> **DATA LISTING**

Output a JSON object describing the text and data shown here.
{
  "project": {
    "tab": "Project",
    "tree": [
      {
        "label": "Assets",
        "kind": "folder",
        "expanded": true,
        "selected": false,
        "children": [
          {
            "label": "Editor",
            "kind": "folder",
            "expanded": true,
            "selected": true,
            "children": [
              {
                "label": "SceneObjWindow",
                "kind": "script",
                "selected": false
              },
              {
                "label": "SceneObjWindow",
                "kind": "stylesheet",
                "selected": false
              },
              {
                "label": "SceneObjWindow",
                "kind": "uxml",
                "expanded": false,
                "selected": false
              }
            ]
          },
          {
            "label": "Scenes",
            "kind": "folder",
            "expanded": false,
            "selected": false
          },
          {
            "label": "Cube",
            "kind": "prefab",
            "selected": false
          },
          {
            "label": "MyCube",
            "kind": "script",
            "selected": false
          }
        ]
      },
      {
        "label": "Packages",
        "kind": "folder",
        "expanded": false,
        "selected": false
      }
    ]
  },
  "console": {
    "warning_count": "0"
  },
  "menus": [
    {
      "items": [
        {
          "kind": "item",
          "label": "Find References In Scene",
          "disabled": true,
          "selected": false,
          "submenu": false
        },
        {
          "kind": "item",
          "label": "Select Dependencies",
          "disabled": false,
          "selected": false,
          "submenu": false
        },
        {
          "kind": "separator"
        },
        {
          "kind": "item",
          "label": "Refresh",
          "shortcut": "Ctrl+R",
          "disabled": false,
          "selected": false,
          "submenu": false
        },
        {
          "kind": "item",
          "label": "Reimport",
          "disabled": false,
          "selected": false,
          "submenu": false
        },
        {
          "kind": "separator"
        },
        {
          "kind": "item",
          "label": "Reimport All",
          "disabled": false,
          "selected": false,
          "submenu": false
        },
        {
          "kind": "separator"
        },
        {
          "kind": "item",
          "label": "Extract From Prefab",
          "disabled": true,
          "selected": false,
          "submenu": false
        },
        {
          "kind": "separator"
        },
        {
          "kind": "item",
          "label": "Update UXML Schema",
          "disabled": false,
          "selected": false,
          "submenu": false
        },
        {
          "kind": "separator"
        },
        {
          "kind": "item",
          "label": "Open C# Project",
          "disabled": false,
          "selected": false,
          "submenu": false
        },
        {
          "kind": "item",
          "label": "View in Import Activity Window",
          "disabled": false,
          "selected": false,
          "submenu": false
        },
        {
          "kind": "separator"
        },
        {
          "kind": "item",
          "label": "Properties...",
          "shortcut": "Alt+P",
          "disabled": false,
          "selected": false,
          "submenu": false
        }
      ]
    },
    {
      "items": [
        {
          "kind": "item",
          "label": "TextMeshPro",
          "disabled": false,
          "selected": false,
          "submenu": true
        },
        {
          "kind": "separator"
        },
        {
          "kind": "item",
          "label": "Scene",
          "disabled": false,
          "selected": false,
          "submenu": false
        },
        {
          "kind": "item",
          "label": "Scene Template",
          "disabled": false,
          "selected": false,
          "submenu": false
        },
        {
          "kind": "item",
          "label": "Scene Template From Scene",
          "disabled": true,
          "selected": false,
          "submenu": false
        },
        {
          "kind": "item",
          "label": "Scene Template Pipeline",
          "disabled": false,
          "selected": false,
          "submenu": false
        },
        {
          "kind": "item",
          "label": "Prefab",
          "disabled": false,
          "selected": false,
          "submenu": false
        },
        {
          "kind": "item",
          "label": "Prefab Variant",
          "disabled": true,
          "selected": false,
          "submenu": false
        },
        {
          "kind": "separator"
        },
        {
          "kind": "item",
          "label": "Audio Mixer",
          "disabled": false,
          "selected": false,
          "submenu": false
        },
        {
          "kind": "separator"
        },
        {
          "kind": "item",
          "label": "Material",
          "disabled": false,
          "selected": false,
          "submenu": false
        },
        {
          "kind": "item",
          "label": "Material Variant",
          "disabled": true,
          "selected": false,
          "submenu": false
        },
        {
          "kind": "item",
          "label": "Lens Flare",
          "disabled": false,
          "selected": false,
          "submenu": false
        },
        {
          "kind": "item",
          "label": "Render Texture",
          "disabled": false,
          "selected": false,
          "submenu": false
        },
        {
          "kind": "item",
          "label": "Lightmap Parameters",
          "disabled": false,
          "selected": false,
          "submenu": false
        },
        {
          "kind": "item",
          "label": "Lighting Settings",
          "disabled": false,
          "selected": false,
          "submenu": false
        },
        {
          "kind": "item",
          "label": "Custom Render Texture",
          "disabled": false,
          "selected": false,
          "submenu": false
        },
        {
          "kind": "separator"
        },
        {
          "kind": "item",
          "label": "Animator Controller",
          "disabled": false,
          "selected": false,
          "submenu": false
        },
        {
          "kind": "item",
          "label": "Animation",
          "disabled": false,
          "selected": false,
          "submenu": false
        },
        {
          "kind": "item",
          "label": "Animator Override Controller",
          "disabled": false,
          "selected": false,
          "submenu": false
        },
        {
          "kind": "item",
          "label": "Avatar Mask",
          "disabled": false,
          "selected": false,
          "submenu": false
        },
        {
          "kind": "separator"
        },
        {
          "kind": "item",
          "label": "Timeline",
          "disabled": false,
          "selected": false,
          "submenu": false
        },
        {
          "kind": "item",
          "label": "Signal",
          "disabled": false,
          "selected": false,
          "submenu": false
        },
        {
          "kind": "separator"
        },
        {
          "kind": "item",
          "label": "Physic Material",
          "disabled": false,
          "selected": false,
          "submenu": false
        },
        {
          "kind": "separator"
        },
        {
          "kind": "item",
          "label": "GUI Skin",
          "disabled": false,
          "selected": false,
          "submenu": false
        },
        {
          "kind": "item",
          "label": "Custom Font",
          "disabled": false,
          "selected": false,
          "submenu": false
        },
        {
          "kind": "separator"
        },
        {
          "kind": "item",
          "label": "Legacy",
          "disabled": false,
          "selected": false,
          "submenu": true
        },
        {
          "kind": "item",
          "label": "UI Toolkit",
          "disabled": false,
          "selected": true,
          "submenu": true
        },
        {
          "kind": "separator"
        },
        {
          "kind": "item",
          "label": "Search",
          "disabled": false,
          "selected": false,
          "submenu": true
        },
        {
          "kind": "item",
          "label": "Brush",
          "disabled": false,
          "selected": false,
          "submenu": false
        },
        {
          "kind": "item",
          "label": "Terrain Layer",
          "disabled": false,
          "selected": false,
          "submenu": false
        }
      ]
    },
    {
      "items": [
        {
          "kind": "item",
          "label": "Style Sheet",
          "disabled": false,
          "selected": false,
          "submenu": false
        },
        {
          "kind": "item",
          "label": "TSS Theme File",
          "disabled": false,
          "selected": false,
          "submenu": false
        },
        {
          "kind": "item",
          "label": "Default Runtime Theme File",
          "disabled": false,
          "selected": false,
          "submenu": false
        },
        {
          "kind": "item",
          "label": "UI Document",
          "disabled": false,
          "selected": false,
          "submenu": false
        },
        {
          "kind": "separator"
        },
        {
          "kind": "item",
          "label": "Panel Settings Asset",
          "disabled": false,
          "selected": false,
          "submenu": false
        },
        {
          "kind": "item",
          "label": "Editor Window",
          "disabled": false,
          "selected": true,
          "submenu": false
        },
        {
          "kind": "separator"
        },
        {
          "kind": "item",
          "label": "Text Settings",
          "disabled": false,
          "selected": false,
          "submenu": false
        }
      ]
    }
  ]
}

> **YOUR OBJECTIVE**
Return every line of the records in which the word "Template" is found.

> **RESULT**
          "label": "Scene Template",
          "label": "Scene Template From Scene",
          "label": "Scene Template Pipeline",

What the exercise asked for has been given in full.